▶ What this task involves
Give only the number of lines in the data that include the string "style".

▶ Supplied data
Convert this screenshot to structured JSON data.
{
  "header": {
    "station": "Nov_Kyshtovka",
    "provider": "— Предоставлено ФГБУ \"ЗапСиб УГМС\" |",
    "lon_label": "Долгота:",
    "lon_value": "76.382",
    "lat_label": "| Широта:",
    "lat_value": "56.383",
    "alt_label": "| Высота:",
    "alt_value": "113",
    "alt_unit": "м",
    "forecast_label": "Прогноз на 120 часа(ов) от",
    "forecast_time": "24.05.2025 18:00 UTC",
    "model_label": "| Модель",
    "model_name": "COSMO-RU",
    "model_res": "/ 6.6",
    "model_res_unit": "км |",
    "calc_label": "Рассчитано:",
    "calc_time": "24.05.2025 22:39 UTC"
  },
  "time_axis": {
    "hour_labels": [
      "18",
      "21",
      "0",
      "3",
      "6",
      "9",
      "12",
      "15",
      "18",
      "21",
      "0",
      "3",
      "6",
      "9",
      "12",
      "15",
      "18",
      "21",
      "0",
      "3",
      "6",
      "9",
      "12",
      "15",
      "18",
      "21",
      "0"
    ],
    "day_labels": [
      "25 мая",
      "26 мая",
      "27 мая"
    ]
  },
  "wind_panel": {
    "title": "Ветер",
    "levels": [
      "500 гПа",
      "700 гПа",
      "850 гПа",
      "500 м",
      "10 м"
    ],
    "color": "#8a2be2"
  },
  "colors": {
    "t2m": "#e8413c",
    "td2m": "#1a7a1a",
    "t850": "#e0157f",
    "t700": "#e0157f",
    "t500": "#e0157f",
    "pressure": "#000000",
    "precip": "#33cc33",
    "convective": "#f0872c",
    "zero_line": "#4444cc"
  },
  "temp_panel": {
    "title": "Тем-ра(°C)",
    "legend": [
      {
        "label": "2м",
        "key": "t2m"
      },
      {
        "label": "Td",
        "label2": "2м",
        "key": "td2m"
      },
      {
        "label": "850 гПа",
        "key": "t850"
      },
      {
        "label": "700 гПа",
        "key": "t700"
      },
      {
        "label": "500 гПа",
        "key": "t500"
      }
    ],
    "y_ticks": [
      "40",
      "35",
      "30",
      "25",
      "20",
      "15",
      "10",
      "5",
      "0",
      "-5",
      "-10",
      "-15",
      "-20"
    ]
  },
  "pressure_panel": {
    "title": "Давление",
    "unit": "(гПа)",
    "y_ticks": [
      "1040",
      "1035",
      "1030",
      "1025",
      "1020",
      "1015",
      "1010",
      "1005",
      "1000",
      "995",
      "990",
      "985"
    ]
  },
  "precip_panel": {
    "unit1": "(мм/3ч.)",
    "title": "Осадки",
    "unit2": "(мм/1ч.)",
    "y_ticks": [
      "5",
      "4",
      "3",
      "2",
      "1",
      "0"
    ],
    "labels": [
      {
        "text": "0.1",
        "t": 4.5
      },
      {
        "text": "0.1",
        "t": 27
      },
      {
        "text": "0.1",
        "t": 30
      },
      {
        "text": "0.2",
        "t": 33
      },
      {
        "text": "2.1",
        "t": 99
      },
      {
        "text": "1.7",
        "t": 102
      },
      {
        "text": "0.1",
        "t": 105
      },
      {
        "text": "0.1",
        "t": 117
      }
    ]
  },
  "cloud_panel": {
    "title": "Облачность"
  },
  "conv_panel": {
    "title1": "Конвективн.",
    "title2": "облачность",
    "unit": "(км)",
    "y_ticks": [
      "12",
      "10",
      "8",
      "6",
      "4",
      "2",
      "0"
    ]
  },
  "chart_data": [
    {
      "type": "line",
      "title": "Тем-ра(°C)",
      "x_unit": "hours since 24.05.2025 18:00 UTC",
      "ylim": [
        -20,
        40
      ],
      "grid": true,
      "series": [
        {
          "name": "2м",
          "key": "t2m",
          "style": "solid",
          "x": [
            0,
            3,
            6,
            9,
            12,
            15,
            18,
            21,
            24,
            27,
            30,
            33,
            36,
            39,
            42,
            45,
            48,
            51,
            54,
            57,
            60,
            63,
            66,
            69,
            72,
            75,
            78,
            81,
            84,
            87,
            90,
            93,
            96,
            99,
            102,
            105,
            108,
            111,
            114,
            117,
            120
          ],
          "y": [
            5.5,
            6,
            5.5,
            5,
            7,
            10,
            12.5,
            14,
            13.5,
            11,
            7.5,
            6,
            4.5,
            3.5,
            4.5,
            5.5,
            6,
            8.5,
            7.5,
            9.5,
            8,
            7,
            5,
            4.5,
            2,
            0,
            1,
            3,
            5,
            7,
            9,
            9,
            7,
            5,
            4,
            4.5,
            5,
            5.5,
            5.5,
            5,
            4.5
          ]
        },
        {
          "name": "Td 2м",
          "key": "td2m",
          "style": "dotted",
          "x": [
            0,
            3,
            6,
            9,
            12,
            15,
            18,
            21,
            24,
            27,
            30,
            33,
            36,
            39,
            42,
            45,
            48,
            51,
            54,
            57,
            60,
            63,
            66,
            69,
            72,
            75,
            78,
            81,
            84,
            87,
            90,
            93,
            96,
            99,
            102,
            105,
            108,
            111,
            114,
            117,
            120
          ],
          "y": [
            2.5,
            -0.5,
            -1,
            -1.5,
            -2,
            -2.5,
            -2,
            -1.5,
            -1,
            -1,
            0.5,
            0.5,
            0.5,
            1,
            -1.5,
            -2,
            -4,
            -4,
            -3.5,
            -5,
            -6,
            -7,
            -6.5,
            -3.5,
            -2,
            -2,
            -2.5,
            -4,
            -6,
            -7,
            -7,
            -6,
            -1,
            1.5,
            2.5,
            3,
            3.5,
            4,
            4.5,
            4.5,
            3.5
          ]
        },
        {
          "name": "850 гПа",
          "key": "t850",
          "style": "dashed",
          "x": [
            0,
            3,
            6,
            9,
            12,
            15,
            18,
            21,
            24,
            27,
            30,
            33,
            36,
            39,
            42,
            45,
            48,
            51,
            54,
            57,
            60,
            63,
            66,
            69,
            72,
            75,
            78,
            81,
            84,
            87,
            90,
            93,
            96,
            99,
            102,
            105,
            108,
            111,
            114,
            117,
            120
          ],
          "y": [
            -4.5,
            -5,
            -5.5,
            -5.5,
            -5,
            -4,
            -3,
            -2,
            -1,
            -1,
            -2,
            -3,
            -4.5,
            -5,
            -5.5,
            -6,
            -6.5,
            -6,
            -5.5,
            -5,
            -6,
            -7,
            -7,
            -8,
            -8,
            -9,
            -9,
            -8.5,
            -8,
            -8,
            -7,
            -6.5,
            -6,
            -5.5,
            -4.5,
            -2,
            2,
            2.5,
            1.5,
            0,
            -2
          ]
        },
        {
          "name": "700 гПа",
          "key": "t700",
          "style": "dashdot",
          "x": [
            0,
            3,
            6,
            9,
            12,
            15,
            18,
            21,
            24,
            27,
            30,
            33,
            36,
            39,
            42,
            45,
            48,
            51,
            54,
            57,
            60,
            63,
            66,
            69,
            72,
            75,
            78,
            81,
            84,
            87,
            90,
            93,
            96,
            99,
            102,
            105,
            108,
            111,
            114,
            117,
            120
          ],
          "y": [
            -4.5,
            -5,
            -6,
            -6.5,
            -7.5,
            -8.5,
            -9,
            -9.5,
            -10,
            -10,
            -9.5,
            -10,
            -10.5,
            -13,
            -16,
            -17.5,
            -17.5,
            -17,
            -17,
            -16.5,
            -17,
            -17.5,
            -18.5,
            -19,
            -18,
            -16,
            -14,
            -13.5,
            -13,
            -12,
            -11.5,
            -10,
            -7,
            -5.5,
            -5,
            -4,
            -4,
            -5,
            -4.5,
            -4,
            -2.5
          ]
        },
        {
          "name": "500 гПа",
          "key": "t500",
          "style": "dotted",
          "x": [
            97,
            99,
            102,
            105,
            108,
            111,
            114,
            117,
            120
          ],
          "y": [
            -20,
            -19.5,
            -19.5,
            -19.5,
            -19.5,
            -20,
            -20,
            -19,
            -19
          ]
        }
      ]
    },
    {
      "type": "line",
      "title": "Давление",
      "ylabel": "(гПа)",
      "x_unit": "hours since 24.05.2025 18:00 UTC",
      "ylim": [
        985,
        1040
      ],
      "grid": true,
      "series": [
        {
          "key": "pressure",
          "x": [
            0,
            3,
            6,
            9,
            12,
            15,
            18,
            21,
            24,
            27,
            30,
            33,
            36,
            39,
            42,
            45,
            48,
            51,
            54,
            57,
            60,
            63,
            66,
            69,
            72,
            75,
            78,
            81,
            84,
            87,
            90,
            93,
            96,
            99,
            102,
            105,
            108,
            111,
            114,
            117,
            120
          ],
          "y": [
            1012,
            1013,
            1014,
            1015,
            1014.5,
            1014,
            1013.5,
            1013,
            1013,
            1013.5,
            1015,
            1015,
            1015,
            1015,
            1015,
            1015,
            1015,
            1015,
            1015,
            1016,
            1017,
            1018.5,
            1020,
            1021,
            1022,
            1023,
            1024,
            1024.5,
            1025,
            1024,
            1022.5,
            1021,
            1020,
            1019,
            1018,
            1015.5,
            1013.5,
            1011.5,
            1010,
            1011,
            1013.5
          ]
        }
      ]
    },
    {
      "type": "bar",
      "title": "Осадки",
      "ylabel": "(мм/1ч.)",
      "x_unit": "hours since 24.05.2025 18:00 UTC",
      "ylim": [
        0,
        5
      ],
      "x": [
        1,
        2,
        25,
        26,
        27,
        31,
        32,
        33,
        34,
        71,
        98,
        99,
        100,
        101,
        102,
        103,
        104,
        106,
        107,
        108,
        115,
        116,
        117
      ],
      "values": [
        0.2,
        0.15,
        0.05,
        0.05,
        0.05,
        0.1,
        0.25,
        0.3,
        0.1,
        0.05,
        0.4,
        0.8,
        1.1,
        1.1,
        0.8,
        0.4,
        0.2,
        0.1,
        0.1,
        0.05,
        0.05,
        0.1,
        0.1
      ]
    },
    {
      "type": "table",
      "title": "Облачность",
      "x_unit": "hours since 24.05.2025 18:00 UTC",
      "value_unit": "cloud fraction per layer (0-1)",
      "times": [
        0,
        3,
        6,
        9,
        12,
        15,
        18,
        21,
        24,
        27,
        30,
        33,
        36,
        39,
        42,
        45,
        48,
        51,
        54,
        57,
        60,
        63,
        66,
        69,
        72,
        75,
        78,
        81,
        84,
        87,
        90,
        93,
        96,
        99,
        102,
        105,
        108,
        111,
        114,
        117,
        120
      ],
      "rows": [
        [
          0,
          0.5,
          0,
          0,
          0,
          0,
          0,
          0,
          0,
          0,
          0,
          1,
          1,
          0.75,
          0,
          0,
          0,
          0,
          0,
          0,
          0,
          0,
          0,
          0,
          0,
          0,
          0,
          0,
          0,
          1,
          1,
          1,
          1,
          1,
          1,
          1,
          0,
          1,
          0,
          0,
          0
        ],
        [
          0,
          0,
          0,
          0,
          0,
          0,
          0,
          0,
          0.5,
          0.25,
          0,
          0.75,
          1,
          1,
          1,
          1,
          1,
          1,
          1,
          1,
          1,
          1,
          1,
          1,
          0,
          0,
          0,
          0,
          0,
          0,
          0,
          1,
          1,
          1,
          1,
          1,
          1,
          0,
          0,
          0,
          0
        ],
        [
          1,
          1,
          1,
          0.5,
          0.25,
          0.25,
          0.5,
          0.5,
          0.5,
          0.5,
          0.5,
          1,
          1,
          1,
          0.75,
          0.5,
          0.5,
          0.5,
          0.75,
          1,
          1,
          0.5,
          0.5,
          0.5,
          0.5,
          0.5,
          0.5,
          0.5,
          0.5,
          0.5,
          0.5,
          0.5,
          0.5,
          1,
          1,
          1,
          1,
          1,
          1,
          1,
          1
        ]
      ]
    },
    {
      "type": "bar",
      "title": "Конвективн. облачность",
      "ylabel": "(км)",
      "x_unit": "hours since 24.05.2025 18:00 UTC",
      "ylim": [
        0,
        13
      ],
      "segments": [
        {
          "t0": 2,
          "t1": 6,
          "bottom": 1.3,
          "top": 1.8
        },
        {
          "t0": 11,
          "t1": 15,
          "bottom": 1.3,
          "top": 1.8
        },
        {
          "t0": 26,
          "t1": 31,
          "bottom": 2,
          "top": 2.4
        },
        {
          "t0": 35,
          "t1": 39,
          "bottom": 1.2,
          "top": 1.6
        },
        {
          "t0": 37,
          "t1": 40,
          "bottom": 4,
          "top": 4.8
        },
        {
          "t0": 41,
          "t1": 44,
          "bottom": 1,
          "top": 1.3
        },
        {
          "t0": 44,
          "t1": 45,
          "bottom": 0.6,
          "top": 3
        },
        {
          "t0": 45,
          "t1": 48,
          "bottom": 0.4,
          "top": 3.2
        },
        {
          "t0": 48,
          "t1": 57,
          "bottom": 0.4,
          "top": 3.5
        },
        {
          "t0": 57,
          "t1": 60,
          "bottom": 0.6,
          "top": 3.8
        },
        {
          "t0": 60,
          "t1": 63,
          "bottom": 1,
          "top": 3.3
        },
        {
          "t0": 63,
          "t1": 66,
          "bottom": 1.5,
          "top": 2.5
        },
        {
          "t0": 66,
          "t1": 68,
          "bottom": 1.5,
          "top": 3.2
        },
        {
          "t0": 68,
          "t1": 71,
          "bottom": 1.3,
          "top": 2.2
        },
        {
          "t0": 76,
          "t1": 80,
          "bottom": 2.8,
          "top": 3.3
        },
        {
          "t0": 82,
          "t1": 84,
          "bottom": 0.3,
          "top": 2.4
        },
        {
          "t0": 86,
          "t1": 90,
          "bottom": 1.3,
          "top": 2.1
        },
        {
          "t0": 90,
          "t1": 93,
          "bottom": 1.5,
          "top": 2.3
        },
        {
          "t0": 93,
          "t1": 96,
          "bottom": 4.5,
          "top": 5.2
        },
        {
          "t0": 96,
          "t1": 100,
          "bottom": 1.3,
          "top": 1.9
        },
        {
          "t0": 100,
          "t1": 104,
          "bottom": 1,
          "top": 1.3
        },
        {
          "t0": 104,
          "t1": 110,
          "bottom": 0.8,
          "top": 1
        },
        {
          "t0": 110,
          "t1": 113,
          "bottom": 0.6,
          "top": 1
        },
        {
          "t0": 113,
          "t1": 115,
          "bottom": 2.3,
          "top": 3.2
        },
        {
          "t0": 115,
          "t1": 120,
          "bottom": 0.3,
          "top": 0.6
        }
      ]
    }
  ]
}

▶ Your solution
5